You can plant street trees that promote biodiversity and increase tree canopy by planting a lot of different trees. But it’s not the same as having these wooded spaces. Street trees rarely reach their full potential because of harsh growing conditions, limited planting space and lack of care – they are like street kids, isolated and struggling against the odds without strong roots. One research study showed that a quarter of newly planted public trees will die in the first six years (Lu, Svendsen, Campbell, Greenfeld, Braden, King, and Falxa-Raymond, 2010).
Don’t look to city parks to fill the gap. Los Angeles is short on parks, ranking 74th out of 100 cities. And much of its park trees are in rough shape, beset by inadequate management, drought, air pollution, pests and climate change. Some 14,000 trees were lost by withholding water in LA parks, a decision which undervalued all the benefits trees provide such as stormwater mitigation, improved air quality, carbon sequestration and reduction of the “heat island effect”.

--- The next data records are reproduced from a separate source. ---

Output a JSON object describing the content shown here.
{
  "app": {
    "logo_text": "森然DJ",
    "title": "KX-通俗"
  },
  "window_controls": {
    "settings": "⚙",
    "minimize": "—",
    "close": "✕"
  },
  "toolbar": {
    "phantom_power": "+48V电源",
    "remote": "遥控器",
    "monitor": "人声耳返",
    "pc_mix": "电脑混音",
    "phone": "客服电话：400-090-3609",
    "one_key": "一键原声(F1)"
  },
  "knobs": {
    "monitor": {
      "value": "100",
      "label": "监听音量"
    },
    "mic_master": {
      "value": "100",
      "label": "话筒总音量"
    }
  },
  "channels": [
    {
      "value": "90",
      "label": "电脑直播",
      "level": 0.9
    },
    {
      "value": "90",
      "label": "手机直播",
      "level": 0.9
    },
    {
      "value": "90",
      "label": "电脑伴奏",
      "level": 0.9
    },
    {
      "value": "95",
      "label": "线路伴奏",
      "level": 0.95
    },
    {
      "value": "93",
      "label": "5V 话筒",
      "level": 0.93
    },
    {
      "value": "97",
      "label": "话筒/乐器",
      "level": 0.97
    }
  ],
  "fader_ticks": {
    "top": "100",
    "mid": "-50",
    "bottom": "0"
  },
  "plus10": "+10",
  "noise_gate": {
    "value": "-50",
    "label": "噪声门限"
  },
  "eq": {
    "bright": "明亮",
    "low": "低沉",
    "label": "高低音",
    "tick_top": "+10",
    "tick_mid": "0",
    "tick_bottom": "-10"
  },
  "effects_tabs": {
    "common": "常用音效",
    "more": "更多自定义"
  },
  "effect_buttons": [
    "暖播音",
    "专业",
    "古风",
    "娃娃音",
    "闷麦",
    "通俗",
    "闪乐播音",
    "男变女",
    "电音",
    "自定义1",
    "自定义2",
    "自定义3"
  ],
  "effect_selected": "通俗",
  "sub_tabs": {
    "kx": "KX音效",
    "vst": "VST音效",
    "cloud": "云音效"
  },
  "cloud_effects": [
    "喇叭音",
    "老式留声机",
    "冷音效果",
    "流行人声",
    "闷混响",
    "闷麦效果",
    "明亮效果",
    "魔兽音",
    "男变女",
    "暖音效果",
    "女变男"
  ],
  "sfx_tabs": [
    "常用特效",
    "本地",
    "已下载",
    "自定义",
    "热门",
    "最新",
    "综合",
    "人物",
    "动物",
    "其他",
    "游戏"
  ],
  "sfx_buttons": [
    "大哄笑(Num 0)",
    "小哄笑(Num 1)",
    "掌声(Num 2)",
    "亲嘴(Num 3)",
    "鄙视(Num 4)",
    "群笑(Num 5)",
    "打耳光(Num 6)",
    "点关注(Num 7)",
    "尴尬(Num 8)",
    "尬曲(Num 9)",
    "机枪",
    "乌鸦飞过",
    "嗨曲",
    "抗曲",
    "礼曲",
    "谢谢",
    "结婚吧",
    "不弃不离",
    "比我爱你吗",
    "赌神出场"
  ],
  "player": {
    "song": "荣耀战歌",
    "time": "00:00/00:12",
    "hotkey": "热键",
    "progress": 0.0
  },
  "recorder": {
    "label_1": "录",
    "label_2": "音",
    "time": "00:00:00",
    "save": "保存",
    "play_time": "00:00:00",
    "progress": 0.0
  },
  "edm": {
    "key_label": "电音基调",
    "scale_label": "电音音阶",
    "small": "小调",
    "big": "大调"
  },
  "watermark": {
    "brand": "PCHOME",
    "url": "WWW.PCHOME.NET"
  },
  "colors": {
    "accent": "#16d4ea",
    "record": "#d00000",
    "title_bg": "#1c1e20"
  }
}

There’s only so much space for trees in LA’s parks anyway. Some park areas have been turned into ball fields. To take a particularly poetic example: Earlier this year a grove of healthy 50 foot tall shade trees were cut down to make room for an astro-turf soccer field at Whitsett Park in North Hollywood.
Given that most of LA City’s trees are in its yards, saving them requires that property owners make trees a priority and save the spaces they grow in, which means preserving the structures they grow around rather then replacing them with lot-busting McMansions and McPartments. Plans and policies should address—through rules, fees, and incentives—how private land owners contribute to the overall health of the urban forest and the benefits it delivers.